The Hartford Circus Fire occurred during a midafternoon Ringling Brothers and Barnum & Bailey Circus show on July 6, 1944. Some 167 people died; about 700 were injured. No one knows for sure how it started. Read More
Elie Wiesel, Nobel Peace Prize winner, died Saturday at his home in Manhattan at the age eighty-seven. Best known for Night, an autobiographical account of his experience in Nazi concentration camps toward the end of World War II, Wiesel, “more than anyone else, seared the memory of the Holocaust on the world’s conscience,” wrote the New York Times.
Indianapolis, 1964. My younger self owned a bandolier full of bullets; three revolvers, two with bone handles to fit a holster; a rifle; knives; a sword; a full Civil War uniform; a genuine U.S. Army helmet. From age eight to ten, I fought and died a thousand times for fun. My friends and I knew all the best ways to fall down dead, exhaling sighs of pleasure. Awaiting nuclear annihilation, we acted out gun ballets like period folk art. Here, in America’s “Gun Belt,” boys used to get their first squirrel rifle at eight, nine, ten years old; now they get pint-size assault rifles. Get them early, so they can learn to handle the violent kick of firing, learn not to hold the part of the weapon that gets so hot it smokes.
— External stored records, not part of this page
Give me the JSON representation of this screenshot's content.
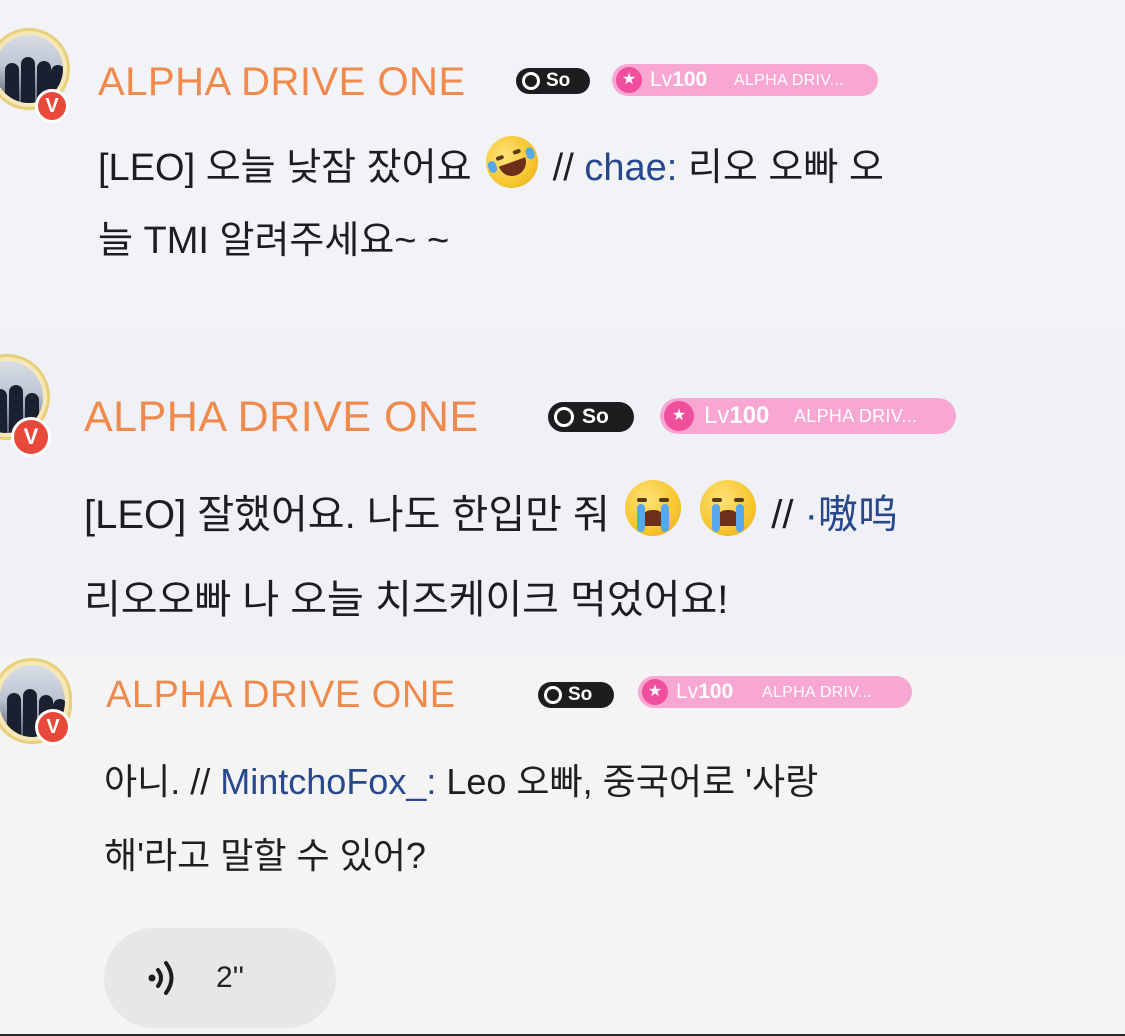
{
  "messages": [
    {
      "author": "ALPHA DRIVE ONE",
      "so_badge": "So",
      "level": {
        "prefix": "Lv",
        "number": "100",
        "club": "ALPHA DRIV..."
      },
      "verified": "V",
      "line1": {
        "pre": "[LEO] 오늘 낮잠 잤어요",
        "emoji": "rolling-on-floor-laughing",
        "post": " //",
        "mention": "chae:",
        "tail": " 리오 오빠 오"
      },
      "line2": "늘 TMI 알려주세요~ ~"
    },
    {
      "author": "ALPHA DRIVE ONE",
      "so_badge": "So",
      "level": {
        "prefix": "Lv",
        "number": "100",
        "club": "ALPHA DRIV..."
      },
      "verified": "V",
      "line1": {
        "pre": "[LEO] 잘했어요. 나도 한입만 줘",
        "emoji": "loudly-crying",
        "post": " //",
        "mention": "·嗷呜"
      },
      "line2": "리오오빠 나 오늘 치즈케이크 먹었어요!"
    },
    {
      "author": "ALPHA DRIVE ONE",
      "so_badge": "So",
      "level": {
        "prefix": "Lv",
        "number": "100",
        "club": "ALPHA DRIV..."
      },
      "verified": "V",
      "line1": {
        "pre": "아니. //",
        "mention": "MintchoFox_:",
        "tail": " Leo 오빠, 중국어로 '사랑"
      },
      "line2": "해'라고 말할 수 있어?",
      "voice": {
        "icon": "audio-wave-icon",
        "duration": "2''"
      }
    }
  ],
  "colors": {
    "name": "#ef8a4c",
    "mention": "#27488c",
    "level_badge": "#f8a6d2",
    "level_star": "#ef4f9c",
    "verified": "#e8493a"
  }
}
And it’s not just boys. Parents can purchase special pink assault rifles for their junior misses.
In my own backyard, I was always alert for enemies. I moved with a stooped, serpentine grace, darting, pausing, looking around for people to shoot before they shot me. There was something adorable about it. We had very convincing submachine guns then. They were made by Marx out of hard molded plastic and came in black—the conventional color, suitable for playing Chicago gangsters or warriors in the European theater—or brown-and-green camouflage, for war in the tropics. There was a knob along the side to unleash a machine gun rat-tat-tat whenever we encountered the enemy. I was unaware of the irony in the brand name: we were training for our turn to halt the march of Marxism, but we were unfamiliar with Marx the mastermind. Every Friday I looked forward to the latest photos of the Vietnam War, counting the dead in LIFE magazine. Read More
Lessons from a building in Shanghai.
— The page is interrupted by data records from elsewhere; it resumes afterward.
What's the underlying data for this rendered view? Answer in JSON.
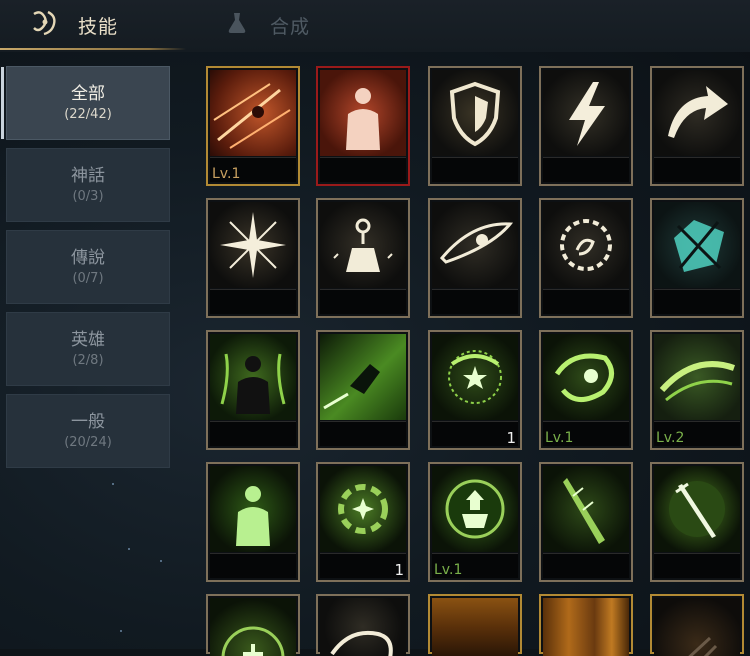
{
  "tabs": {
    "skills_label": "技能",
    "craft_label": "合成"
  },
  "categories": [
    {
      "name": "全部",
      "count": "(22/42)"
    },
    {
      "name": "神話",
      "count": "(0/3)"
    },
    {
      "name": "傳說",
      "count": "(0/7)"
    },
    {
      "name": "英雄",
      "count": "(2/8)"
    },
    {
      "name": "一般",
      "count": "(20/24)"
    }
  ],
  "slots": [
    {
      "icon": "orange-slash-icon",
      "label": "Lv.1",
      "badge": ""
    },
    {
      "icon": "orange-figure-icon",
      "label": "",
      "badge": ""
    },
    {
      "icon": "shield-icon",
      "label": "",
      "badge": ""
    },
    {
      "icon": "lightning-icon",
      "label": "",
      "badge": ""
    },
    {
      "icon": "curved-arrow-icon",
      "label": "",
      "badge": ""
    },
    {
      "icon": "burst-icon",
      "label": "",
      "badge": ""
    },
    {
      "icon": "pedestal-icon",
      "label": "",
      "badge": ""
    },
    {
      "icon": "eye-icon",
      "label": "",
      "badge": ""
    },
    {
      "icon": "spiked-ring-icon",
      "label": "",
      "badge": ""
    },
    {
      "icon": "teal-crystal-icon",
      "label": "",
      "badge": ""
    },
    {
      "icon": "green-aura-figure-icon",
      "label": "",
      "badge": ""
    },
    {
      "icon": "green-dash-icon",
      "label": "",
      "badge": ""
    },
    {
      "icon": "green-star-rune-icon",
      "label": "",
      "badge": "1"
    },
    {
      "icon": "green-swirl-icon",
      "label": "Lv.1",
      "badge": ""
    },
    {
      "icon": "green-slash-icon",
      "label": "Lv.2",
      "badge": ""
    },
    {
      "icon": "green-figure-icon",
      "label": "",
      "badge": ""
    },
    {
      "icon": "green-sparkle-icon",
      "label": "",
      "badge": "1"
    },
    {
      "icon": "green-emblem-icon",
      "label": "Lv.1",
      "badge": ""
    },
    {
      "icon": "green-blade-icon",
      "label": "",
      "badge": ""
    },
    {
      "icon": "green-sword-icon",
      "label": "",
      "badge": ""
    },
    {
      "icon": "green-rune-circle-icon",
      "label": "",
      "badge": ""
    },
    {
      "icon": "white-wave-icon",
      "label": "",
      "badge": ""
    },
    {
      "icon": "gold-glow-icon",
      "label": "",
      "badge": ""
    },
    {
      "icon": "gold-pillar-icon",
      "label": "",
      "badge": ""
    },
    {
      "icon": "gold-rune-icon",
      "label": "",
      "badge": ""
    }
  ]
}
Among Shanghai’s many architectural gems is a sprawling, curved edifice that was once the largest apartment building in Asia, a building that more than half a century ago played a role in saving many thousands of lives. It’s set just on the north side of Suzhou Creek, a small river whose course has been hemmed in by concrete, and whose polluted contents are still routinely netted by illegal fishermen—mostly, to judge by their catch, in search of the famous Shanghai hairy crab. On the southern bank, there’s a small section of a walking path, which in the fall is hung with the heavy sweet fragrance of osmanthus blossoms, and which attracts elderly taiji practitioners, smoking office workers out for their lunch break, young couples, and a lone tenor saxophonist, who shows up every morning before eight and doesn’t leave until just before dark. Behind them is the heavy stone architecture of the Bund and a pair of neon gods, the Oriental Pearl Tower and the gigantic trapezoidal Shanghai World Financial Center, the world’s eighth tallest skyscraper.
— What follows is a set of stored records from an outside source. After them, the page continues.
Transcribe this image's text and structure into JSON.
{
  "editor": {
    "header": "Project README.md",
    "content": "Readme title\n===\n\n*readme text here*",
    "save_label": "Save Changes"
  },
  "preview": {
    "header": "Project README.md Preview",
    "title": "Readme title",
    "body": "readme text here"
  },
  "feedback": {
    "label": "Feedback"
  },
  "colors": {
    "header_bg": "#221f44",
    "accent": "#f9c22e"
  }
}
All this I can observe from a window overlooking the creek, the only window in my tenth-floor studio. The unrenovated apartments are stacked up next to one another, so only the apartments on the ends and around the curved courtyard have more than one window. The building draws breezes through central airshafts that have cleverly been left open, providing essential ventilation in the muggy Shanghai summers. People stack plants on the sills there and hang their laundry to dry in the spiraling wafts from below. Read More